The next morning we left around 7:00 am from Queenstown and embarked on the four hour drive to Milford Sound. Milford sound is in the Fiordland National Park and is a place where the ocean comes into a valley that was glacially carved. The mountains in this valley are beautiful and snowcapped at the top, and covered in rainforest and waterfalls as big as three times the height of Niagara falls  at the bottom!DSC_0173.jpeg

Four of us decided to do the Milford Sound boat cruise, which was absolutely amazing. The boat looked like an old wooden pirate ship and took us around the sound and under the waterfalls! After the boat cruise we met up with the three people who decided not to do the boat cruise at ‘The Chasm’ which is a rock formation where a waterfall goes in and out of rocks (there are parts where you can’t see the waterfall because there is a bridge of rock covering it).

While in the Chasm we all decided to do some ‘off-roading’ from the tourist approved track and ended up in this little valley where the waterfall ended. The water was crystal clear and you could drink from it, there were rainforest vines and trees DSC_0265.jpeghanging everywhere and in the distance was a snow-capped mountain. At the end of the day, we headed out of the Chasm to see the sunset at mirror lake, which is a lake that as you probably guessed, gives a perfect mirror image of the landscape. We then ended our day by driving to Te Anau and staying in a hostel before embarking on our three day backpacking trip through the Routeburn Track.

At 8:00am the next morning we set off for the Routeburn track, our van packed full with eight backpacking packs and eight people. The car was very heavily weighed down so it was a fun drive! We had to drive 3.5 hours to get there and we had a run-in with some sheep in the middle of the road. The sheep blocked our car for 15 minutes while being herded by two sheep dogs! We then finally made it to the base of the track and ate our bag of the PB&J’s we had made thDSC_0350.jpege night before at the hostel before setting out on our journey.

The first hour or two was hiking through jungle with a river to the left of us, at one point we stopped and refilled our water bottles in the river! There was one section of the hike that was only filled with giant ferns that looked straight out of Jurassic Park. After two hours of hiking we made it to the first hut and had a pit stop before continuing on to the second hut. The hike to the second hut was absolutely brutal, it was a steep grade the whole hour up, and I was at the back wheezing due to recently being sick. However, when we got to the the second hut we looked over the whole entire valley where the first hut was located and had a 48 person hut all to ourselves. We finished the night with wine and tin-foil meals of vegetables. 

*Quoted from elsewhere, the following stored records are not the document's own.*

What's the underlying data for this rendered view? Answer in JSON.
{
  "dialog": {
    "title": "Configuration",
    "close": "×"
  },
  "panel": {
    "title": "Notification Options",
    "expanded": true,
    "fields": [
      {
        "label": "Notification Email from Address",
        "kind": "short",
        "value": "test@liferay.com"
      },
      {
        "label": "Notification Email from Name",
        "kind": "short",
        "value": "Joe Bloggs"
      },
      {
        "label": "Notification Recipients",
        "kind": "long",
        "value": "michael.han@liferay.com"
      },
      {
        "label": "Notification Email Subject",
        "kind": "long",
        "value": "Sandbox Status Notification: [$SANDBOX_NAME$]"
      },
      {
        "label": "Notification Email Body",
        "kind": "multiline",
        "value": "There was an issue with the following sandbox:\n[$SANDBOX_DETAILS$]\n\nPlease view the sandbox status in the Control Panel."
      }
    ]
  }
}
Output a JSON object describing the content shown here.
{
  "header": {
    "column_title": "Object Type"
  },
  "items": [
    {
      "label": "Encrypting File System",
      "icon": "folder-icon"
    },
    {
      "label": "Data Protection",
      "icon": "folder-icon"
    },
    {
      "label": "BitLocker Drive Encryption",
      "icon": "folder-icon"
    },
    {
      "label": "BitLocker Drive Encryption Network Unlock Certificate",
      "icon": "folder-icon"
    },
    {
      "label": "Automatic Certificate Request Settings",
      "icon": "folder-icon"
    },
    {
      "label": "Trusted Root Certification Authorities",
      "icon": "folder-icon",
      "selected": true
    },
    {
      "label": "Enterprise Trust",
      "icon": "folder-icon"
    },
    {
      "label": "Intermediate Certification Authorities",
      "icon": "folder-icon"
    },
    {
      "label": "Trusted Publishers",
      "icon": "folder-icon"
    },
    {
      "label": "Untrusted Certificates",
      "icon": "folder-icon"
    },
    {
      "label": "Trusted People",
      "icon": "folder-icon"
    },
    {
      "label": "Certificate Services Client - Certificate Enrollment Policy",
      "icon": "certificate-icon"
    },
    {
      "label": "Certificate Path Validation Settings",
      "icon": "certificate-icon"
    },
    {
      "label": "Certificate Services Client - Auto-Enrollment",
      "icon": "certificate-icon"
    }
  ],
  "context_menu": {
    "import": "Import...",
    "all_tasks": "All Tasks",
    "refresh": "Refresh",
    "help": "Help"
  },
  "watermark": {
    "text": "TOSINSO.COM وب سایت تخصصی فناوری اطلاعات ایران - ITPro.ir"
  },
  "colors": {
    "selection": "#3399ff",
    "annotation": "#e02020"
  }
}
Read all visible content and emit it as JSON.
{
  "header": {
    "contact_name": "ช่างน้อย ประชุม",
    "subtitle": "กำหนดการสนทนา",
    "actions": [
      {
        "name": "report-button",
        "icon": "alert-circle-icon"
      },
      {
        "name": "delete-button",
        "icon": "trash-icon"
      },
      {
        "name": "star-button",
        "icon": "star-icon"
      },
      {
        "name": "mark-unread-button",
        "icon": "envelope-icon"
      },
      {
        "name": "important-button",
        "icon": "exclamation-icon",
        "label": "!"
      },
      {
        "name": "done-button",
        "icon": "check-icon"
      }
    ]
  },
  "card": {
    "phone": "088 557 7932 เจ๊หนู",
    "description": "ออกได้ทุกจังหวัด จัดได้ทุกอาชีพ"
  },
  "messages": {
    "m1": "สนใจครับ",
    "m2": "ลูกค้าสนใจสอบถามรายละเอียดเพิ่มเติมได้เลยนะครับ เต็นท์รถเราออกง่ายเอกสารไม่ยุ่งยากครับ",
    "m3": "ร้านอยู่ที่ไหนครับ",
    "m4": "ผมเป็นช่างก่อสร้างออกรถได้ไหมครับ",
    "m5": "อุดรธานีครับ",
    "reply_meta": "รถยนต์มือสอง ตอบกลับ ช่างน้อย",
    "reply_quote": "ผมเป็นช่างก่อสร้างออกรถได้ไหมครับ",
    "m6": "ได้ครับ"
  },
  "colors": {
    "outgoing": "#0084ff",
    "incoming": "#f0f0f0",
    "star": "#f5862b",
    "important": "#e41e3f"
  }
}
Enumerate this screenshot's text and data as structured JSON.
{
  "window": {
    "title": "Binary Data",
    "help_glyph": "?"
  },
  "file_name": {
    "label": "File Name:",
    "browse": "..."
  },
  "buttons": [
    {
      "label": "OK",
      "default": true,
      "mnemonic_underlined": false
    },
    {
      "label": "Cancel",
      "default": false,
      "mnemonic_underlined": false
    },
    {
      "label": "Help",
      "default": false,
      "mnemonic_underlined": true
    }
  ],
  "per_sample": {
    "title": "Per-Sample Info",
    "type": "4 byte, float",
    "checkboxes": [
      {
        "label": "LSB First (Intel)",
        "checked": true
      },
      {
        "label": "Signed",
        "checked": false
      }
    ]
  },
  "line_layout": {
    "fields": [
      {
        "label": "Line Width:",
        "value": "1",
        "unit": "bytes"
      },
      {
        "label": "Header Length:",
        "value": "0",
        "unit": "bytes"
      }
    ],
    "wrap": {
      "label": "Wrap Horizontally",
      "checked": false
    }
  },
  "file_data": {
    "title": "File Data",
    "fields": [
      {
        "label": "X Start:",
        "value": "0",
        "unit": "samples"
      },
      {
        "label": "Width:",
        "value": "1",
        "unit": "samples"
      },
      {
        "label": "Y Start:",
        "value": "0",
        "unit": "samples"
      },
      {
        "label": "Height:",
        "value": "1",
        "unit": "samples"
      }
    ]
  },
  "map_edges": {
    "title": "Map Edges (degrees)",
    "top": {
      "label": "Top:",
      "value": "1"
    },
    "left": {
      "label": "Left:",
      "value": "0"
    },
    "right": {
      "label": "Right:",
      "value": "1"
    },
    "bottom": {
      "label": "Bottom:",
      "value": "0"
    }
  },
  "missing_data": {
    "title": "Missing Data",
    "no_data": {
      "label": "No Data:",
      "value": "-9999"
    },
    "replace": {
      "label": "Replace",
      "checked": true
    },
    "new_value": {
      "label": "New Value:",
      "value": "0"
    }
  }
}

The next morning we woke up and explored the second hut which was surrounded by over seven waterfalls and glacier springs. We then hiked back down to the first hut and stayed the night there. We were completely alone this whole trip until around 8:30pm when a man showed up in the pitch dark in the middle of rainstorm to sleep in the hut with us. (The weather was absolutely perfect the whole trip eDSC_0367.jpegxcept for rain on this day). The man had been climbing a glacier and had to leave due to gale force winds and decided to tramp the Routeburn to have a hut to stay in. 

The next morning we woke up with the intention of hiking the Emerald track, however, on our car ride to get there we had to cross multiple streams in the middle of the road, and we could only make it through one because of the weight of the car, and we did not want to risk not being able to return if it happened to rain that night, so we decided to stay a a nearby hostel and explore this little lake town. The owners of the hostel were very nice and had two children and two puppies! They allowed us to walk the puppies around the lake and surrounding area (one golden and one sheep dog)! We finished the evening with a meal, drinks, and a movie before falling asleep.

Our final day was the next morning when we drove 5.5 hours back to Dunedin to end the spring break trip! Overall, it was an incredible time and it was so amazing to hike my first backpacking trip and see Milford Sound.